Home / Knowledge / News / Apparel/Garments / American Textile Museum to exhibit spacesuits
American Textile Museum to exhibit spacesuits
18
Dec '12
The American Textile History Museum in Lowell, MA proudly presents Suited for Space, a stunning new exhibition from the Smithsonian Institution’s National Air and Space Museum, exploring the “wearable spacecraft” that keep astronauts alive as they travel beyond the bonds of Earth.

The exhibition takes visitors on a remarkable journey through nearly a century of spacesuit design and development, from the earliest high-altitude pressure suits to the iconic white suits of Apollo and Skylab. It runs December 15, 2012 through March 3, 2013.
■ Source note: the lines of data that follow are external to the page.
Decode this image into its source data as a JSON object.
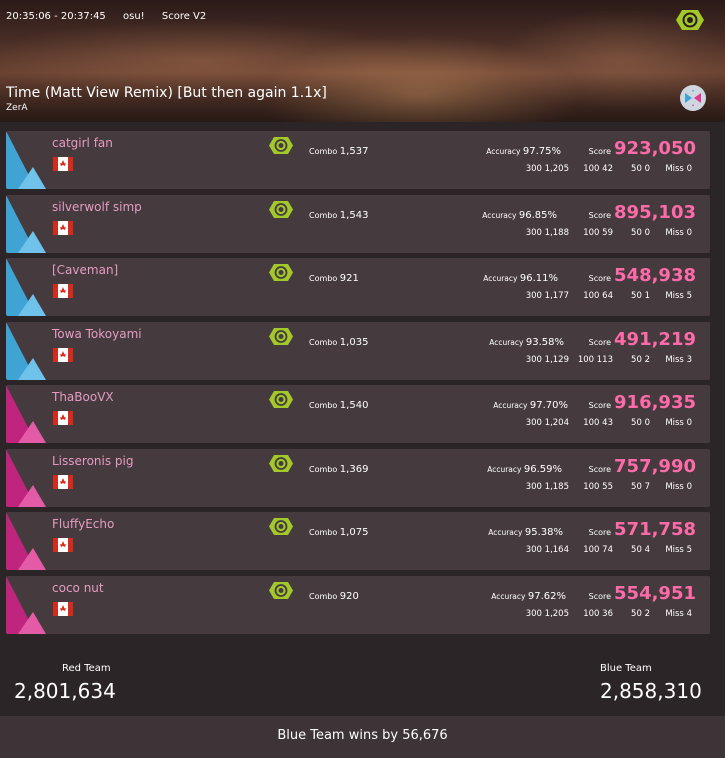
{
  "header": {
    "time_range": "20:35:06 - 20:37:45",
    "mode": "osu!",
    "scoring": "Score V2",
    "song_title": "Time (Matt View Remix) [But then again 1.1x]",
    "mapper": "ZerA",
    "mode_icon": "osu-mode-icon",
    "team_icon": "team-swap-icon"
  },
  "labels": {
    "combo": "Combo",
    "accuracy": "Accuracy",
    "score": "Score",
    "miss": "Miss"
  },
  "players": [
    {
      "team": "blue",
      "name": "catgirl fan",
      "combo": "1,537",
      "accuracy": "97.75%",
      "score": "923,050",
      "n300": "1,205",
      "n100": "42",
      "n50": "0",
      "miss": "0"
    },
    {
      "team": "blue",
      "name": "silverwolf simp",
      "combo": "1,543",
      "accuracy": "96.85%",
      "score": "895,103",
      "n300": "1,188",
      "n100": "59",
      "n50": "0",
      "miss": "0"
    },
    {
      "team": "blue",
      "name": "[Caveman]",
      "combo": "921",
      "accuracy": "96.11%",
      "score": "548,938",
      "n300": "1,177",
      "n100": "64",
      "n50": "1",
      "miss": "5"
    },
    {
      "team": "blue",
      "name": "Towa Tokoyami",
      "combo": "1,035",
      "accuracy": "93.58%",
      "score": "491,219",
      "n300": "1,129",
      "n100": "113",
      "n50": "2",
      "miss": "3"
    },
    {
      "team": "red",
      "name": "ThaBooVX",
      "combo": "1,540",
      "accuracy": "97.70%",
      "score": "916,935",
      "n300": "1,204",
      "n100": "43",
      "n50": "0",
      "miss": "0"
    },
    {
      "team": "red",
      "name": "Lisseronis pig",
      "combo": "1,369",
      "accuracy": "96.59%",
      "score": "757,990",
      "n300": "1,185",
      "n100": "55",
      "n50": "7",
      "miss": "0"
    },
    {
      "team": "red",
      "name": "FluffyEcho",
      "combo": "1,075",
      "accuracy": "95.38%",
      "score": "571,758",
      "n300": "1,164",
      "n100": "74",
      "n50": "4",
      "miss": "5"
    },
    {
      "team": "red",
      "name": "coco nut",
      "combo": "920",
      "accuracy": "97.62%",
      "score": "554,951",
      "n300": "1,205",
      "n100": "36",
      "n50": "2",
      "miss": "4"
    }
  ],
  "teams": {
    "red": {
      "label": "Red Team",
      "total": "2,801,634"
    },
    "blue": {
      "label": "Blue Team",
      "total": "2,858,310"
    }
  },
  "result": {
    "text": "Blue Team wins by",
    "margin": "56,676"
  },
  "colors": {
    "blue": "#3fa3d4",
    "red": "#c0257e",
    "score": "#ff6aa8",
    "mod": "#a3c82a"
  }
}
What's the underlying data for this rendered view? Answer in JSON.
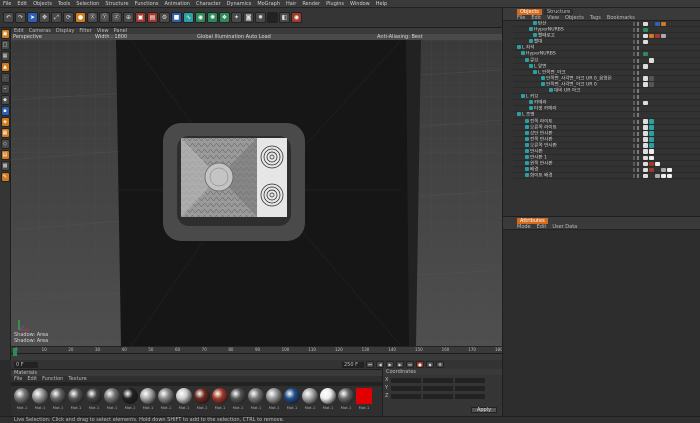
{
  "menubar": [
    "File",
    "Edit",
    "Objects",
    "Tools",
    "Selection",
    "Structure",
    "Functions",
    "Animation",
    "Character",
    "Dynamics",
    "MoGraph",
    "Hair",
    "Render",
    "Plugins",
    "Window",
    "Help"
  ],
  "viewport": {
    "menu": [
      "Edit",
      "Cameras",
      "Display",
      "Filter",
      "View",
      "Panel"
    ],
    "name": "Perspective",
    "width_label": "Width : 1800",
    "render_mode": "Global Illumination Auto Load",
    "aa_mode": "Anti-Aliasing: Best",
    "shadow1": "Shadow: Area",
    "shadow2": "Shadow: Area"
  },
  "timeline": {
    "ticks": [
      "0",
      "10",
      "20",
      "30",
      "40",
      "50",
      "60",
      "70",
      "80",
      "90",
      "100",
      "110",
      "120",
      "130",
      "140",
      "150",
      "160",
      "170",
      "180"
    ],
    "start_frame": "0 F",
    "end_frame": "250 F",
    "current": "0 F"
  },
  "materials": {
    "title": "Materials",
    "menu": [
      "File",
      "Edit",
      "Function",
      "Texture"
    ],
    "items": [
      {
        "label": "Mat.1",
        "color": "#777"
      },
      {
        "label": "Mat.1",
        "color": "#999"
      },
      {
        "label": "Mat.1",
        "color": "#666"
      },
      {
        "label": "Mat.1",
        "color": "#555"
      },
      {
        "label": "Mat.1",
        "color": "#444"
      },
      {
        "label": "Mat.1",
        "color": "#777"
      },
      {
        "label": "Mat.1",
        "color": "#222"
      },
      {
        "label": "Mat.1",
        "color": "#aaa"
      },
      {
        "label": "Mat.1",
        "color": "#888"
      },
      {
        "label": "Mat.1",
        "color": "#ccc"
      },
      {
        "label": "Mat.1",
        "color": "#6a2a1f"
      },
      {
        "label": "Mat.1",
        "color": "#a03a2a"
      },
      {
        "label": "Mat.1",
        "color": "#555"
      },
      {
        "label": "Mat.1",
        "color": "#777"
      },
      {
        "label": "Mat.1",
        "color": "#999"
      },
      {
        "label": "Mat.1",
        "color": "#1f4f8a"
      },
      {
        "label": "Mat.1",
        "color": "#aaa"
      },
      {
        "label": "Mat.1",
        "color": "#eee"
      },
      {
        "label": "Mat.1",
        "color": "#666"
      },
      {
        "label": "Mat.1",
        "color": "#e00000"
      }
    ]
  },
  "coordinates": {
    "title": "Coordinates",
    "apply": "Apply",
    "fields": [
      "X",
      "Y",
      "Z"
    ]
  },
  "objects": {
    "tabs": [
      "Objects",
      "Structure"
    ],
    "menu": [
      "File",
      "Edit",
      "View",
      "Objects",
      "Tags",
      "Bookmarks"
    ],
    "rows": [
      {
        "name": "탄산",
        "indent": 20,
        "tags": [
          "#ddd",
          "#333",
          "#2d5fb3",
          "#d07a1c"
        ]
      },
      {
        "name": "HyperNURBS",
        "indent": 16,
        "tags": [
          "#2e8a58"
        ]
      },
      {
        "name": "빨때로고",
        "indent": 20,
        "tags": [
          "#ddd",
          "#d07a1c",
          "#a13a2c",
          "#aaa"
        ]
      },
      {
        "name": "빨대",
        "indent": 16,
        "tags": [
          "#ddd"
        ]
      },
      {
        "name": "L 자석",
        "indent": 4,
        "tags": []
      },
      {
        "name": "HyperNURBS",
        "indent": 8,
        "tags": [
          "#2e8a58"
        ]
      },
      {
        "name": "큐브",
        "indent": 12,
        "tags": [
          "#333",
          "#ddd"
        ]
      },
      {
        "name": "L 앞면",
        "indent": 16,
        "tags": [
          "#ddd",
          "#333"
        ]
      },
      {
        "name": "L 안쪽면_아크",
        "indent": 20,
        "tags": []
      },
      {
        "name": "안쪽면_사각면_아크 UR 0_음영된",
        "indent": 28,
        "tags": [
          "#ddd",
          "#555"
        ]
      },
      {
        "name": "안쪽면_사각면_아크 UR 0",
        "indent": 28,
        "tags": [
          "#ddd",
          "#555"
        ]
      },
      {
        "name": "대비 UR 아크",
        "indent": 36,
        "tags": []
      },
      {
        "name": "L 커브",
        "indent": 8,
        "tags": []
      },
      {
        "name": "카메라",
        "indent": 16,
        "tags": [
          "#ddd"
        ]
      },
      {
        "name": "타겟 카메라",
        "indent": 16,
        "tags": []
      },
      {
        "name": "L 조명",
        "indent": 4,
        "tags": []
      },
      {
        "name": "전쪽 라이트",
        "indent": 12,
        "tags": [
          "#ddd",
          "#2c9fa3"
        ]
      },
      {
        "name": "오른쪽 라이트",
        "indent": 12,
        "tags": [
          "#ddd",
          "#2c9fa3"
        ]
      },
      {
        "name": "상단 반사판",
        "indent": 12,
        "tags": [
          "#ddd",
          "#2c9fa3"
        ]
      },
      {
        "name": "전쪽 반사판",
        "indent": 12,
        "tags": [
          "#ddd",
          "#2c9fa3"
        ]
      },
      {
        "name": "오른쪽 반사판",
        "indent": 12,
        "tags": [
          "#ddd",
          "#2c9fa3"
        ]
      },
      {
        "name": "반사판",
        "indent": 12,
        "tags": [
          "#ddd",
          "#eee"
        ]
      },
      {
        "name": "반사판 1",
        "indent": 12,
        "tags": [
          "#ddd",
          "#eee"
        ]
      },
      {
        "name": "윈쪽 반사판",
        "indent": 12,
        "tags": [
          "#ddd",
          "#a13a2c",
          "#eee"
        ]
      },
      {
        "name": "배경",
        "indent": 12,
        "tags": [
          "#ddd",
          "#a13a2c",
          "#333",
          "#aaa",
          "#eee"
        ]
      },
      {
        "name": "화이트 배경",
        "indent": 12,
        "tags": [
          "#ddd",
          "#333",
          "#aaa",
          "#eee",
          "#eee"
        ]
      }
    ]
  },
  "attributes": {
    "tab": "Attributes",
    "menu": [
      "Mode",
      "Edit",
      "User Data"
    ]
  },
  "status": "Live Selection: Click and drag to select elements. Hold down SHIFT to add to the selection, CTRL to remove.",
  "colors": {
    "accent": "#d46b1b",
    "frame_dark": "#2e2e2e",
    "frame_mid": "#4a4a4a",
    "red_material": "#e00000"
  }
}
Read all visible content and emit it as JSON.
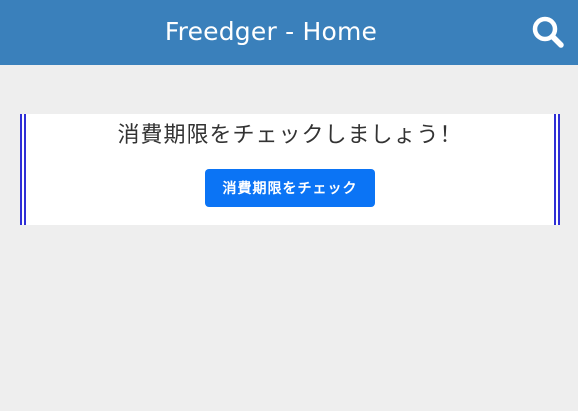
{
  "header": {
    "title": "Freedger - Home",
    "search_icon": "search-icon",
    "background_color": "#3a80bb"
  },
  "main": {
    "heading": "消費期限をチェックしましょう！",
    "check_button_label": "消費期限をチェック",
    "button_color": "#0b74f5",
    "accent_bar_color": "#2f2fd6"
  }
}
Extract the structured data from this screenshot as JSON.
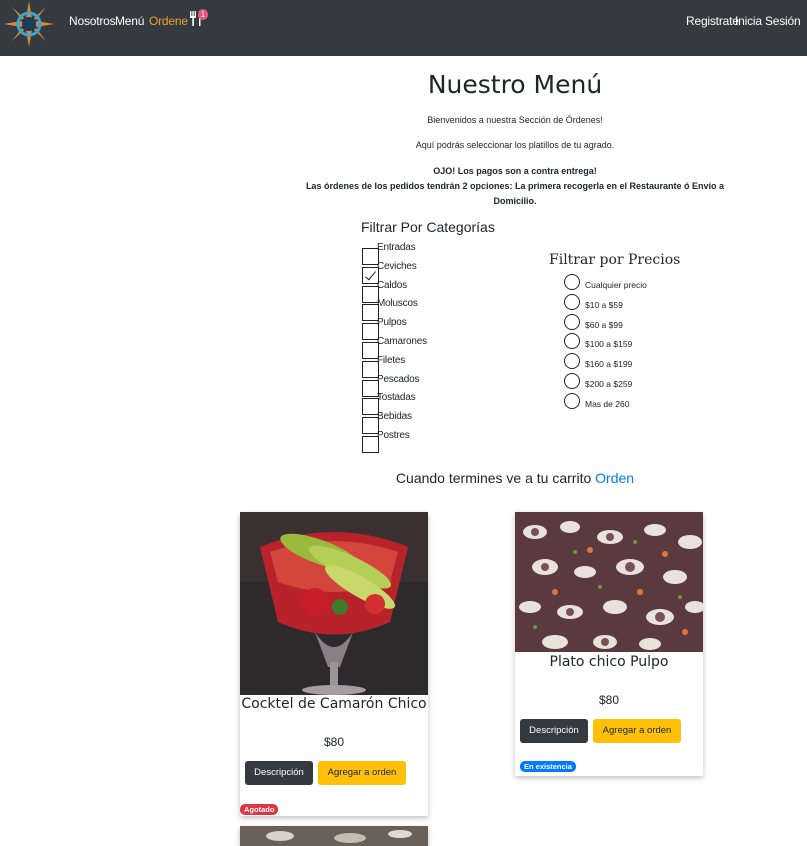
{
  "navbar": {
    "links": [
      "Nosotros",
      "Menú",
      "Ordene"
    ],
    "cart_count": "1",
    "right_links": [
      "Registrate",
      "Inicia Sesión"
    ],
    "colors": {
      "background": "#343a40",
      "active": "#f0a030"
    }
  },
  "page": {
    "title": "Nuestro Menú",
    "welcome": "Bienvenidos a nuestra Sección de Órdenes!",
    "select": "Aquí podrás seleccionar los platillos de tu agrado.",
    "notice_1": "OJO! Los pagos son a contra entrega!",
    "notice_2": "Las órdenes de los pedidos tendrán 2 opciones: La primera recogerla en el Restaurante ó Envío a Domicilio."
  },
  "filters": {
    "categories_title": "Filtrar Por Categorías",
    "categories": [
      {
        "label": "Entradas",
        "checked": false
      },
      {
        "label": "Ceviches",
        "checked": true
      },
      {
        "label": "Caldos",
        "checked": false
      },
      {
        "label": "Moluscos",
        "checked": false
      },
      {
        "label": "Pulpos",
        "checked": false
      },
      {
        "label": "Camarones",
        "checked": false
      },
      {
        "label": "Filetes",
        "checked": false
      },
      {
        "label": "Pescados",
        "checked": false
      },
      {
        "label": "Tostadas",
        "checked": false
      },
      {
        "label": "Bebidas",
        "checked": false
      },
      {
        "label": "Postres",
        "checked": false
      }
    ],
    "prices_title": "Filtrar por Precios",
    "prices": [
      "Cualquier precio",
      "$10 a $59",
      "$60 a $99",
      "$100 a $159",
      "$160 a $199",
      "$200 a $259",
      "Mas de 260"
    ]
  },
  "cart_prompt": {
    "text": "Cuando termines ve a tu carrito ",
    "link": "Orden"
  },
  "products": [
    {
      "name": "Cocktel de Camarón Chico",
      "price": "$80",
      "desc_button": "Descripción",
      "add_button": "Agregar a orden",
      "badge": "Agotado",
      "badge_color": "#dc3545"
    },
    {
      "name": "Plato chico Pulpo",
      "price": "$80",
      "desc_button": "Descripción",
      "add_button": "Agregar a orden",
      "badge": "En existencia",
      "badge_color": "#007bff"
    }
  ]
}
Suited for Space is developed by the Smithsonian Institution Traveling Exhibition Service (SITES) in collaboration with the Smithsonian’s National Air and Space Museum. The national exhibition tour is generously supported by DuPont.

The exhibit features large-scale photographs of spacesuits by Smithsonian photographer Mark Avino, as well as new X-ray images by Avino and Ronald Cunningham that provide a unique view of the interiors of the spacesuits. It also features a replica Apollo spacesuit on loan from NASA and objects from the National Air and Space Museum’s collection.

Visitors can examine unusual details of every suit, get up close and personal with objects and artifacts, take a photograph “wearing” an Apollo suit – and even walk in Buzz Aldrin’s footsteps on the gallery floor.

“Suited for Space is a truly remarkable exhibition exploring how textiles are transformed into a ‘wearable spacecraft’ capable of keeping astronauts alive and safe as they hurtle through space,” says ATHM President Jonathan Stevens. “These spacesuits are a brilliant example of how textiles have transformed the way we live our lives, thanks to the creativity, willingness and determination of innovators who refused to accept failure as an option.”

A Wearable Spacecraft

In 1961, President John F. Kennedy declared: “I believe that this nation should commit itself to achieving the goal, before this decade is out, of landing a man on the Moon and returning him safely to the Earth.” To reach that lofty goal, astronauts needed not only a vehicle capable of launching them into space, but also clothing that would keep them alive during the journey. Like a form-fitting personal spacecraft, an astronaut’s spacesuit ensures survival in the vacuum of space.

The result of years of research, design, and engineering, the spacesuit made Kennedy’s vision a reality. “These spacesuits are, in many ways, the smallest of spacecraft—designed to keep an astronaut alive and well in the most hostile environment imaginable . . .” according to Dr. Allan Needell, curator of Human Space Flight for the Smithsonian National Air and Space Museum in Washington, D.C.

American Textile History Museum

Must ReadView All

Textiles | On 26th Sep 2016

Aleph unveils new LaForte wide format inkjet printers

Aleph, developer of a complete range of innovative digital printing...

Textiles | On 26th Sep 2016

Hank yarn delivery lead times to handloom sector high: Study

A study has concluded that hank yarn delivered by the National...

Courtesy: Tom Tailor

Apparel/Garments | On 26th Sep 2016

Tom Tailor CEO Dieter Holzer steps down with immediate

The chief executive officer of German apparel marketer Tom Tailor...

Interviews View All

Kai Poehler
Voith Paper GmbH & Co. KG

The glass mat industry is growing by five to eight per cent annually. Kai...

Steve Cole
Xerium Technologies

Steve Cole of Xerium Technologies discusses the industry. Xerium is the...

Mohammad Hassan
Biax Fiberfilm

About one in every 20 patients picks up an infection while hospitalised....

Yash P. Kotak
Bombay Hemp Company

One of the directors of Bombay Hemp Company, Yash P. Kotak, speaks to...

Robert Brunner
Devereux

Golfwear and menswear brand Devereux is set for greener pastures. Robert...

Igor Chapurin
Chapurin

"Now we can see the Russian trend in international fashion. And Russian...

Press Release

Press Release

Letter to Editor

Letter to Editor

RSS Feed

RSS Feed

Submit your press release on


editorial@fibre2fashion.com

Letter To Editor






(Max. 8000 char.)

Search Companies





SEARCH
September 2016

September 2016

Subscribe today and get the latest update on Textiles, Fashion, Apparel and so on.

SUBSCRIBE


Browse Our Archives

GO


Advanced Search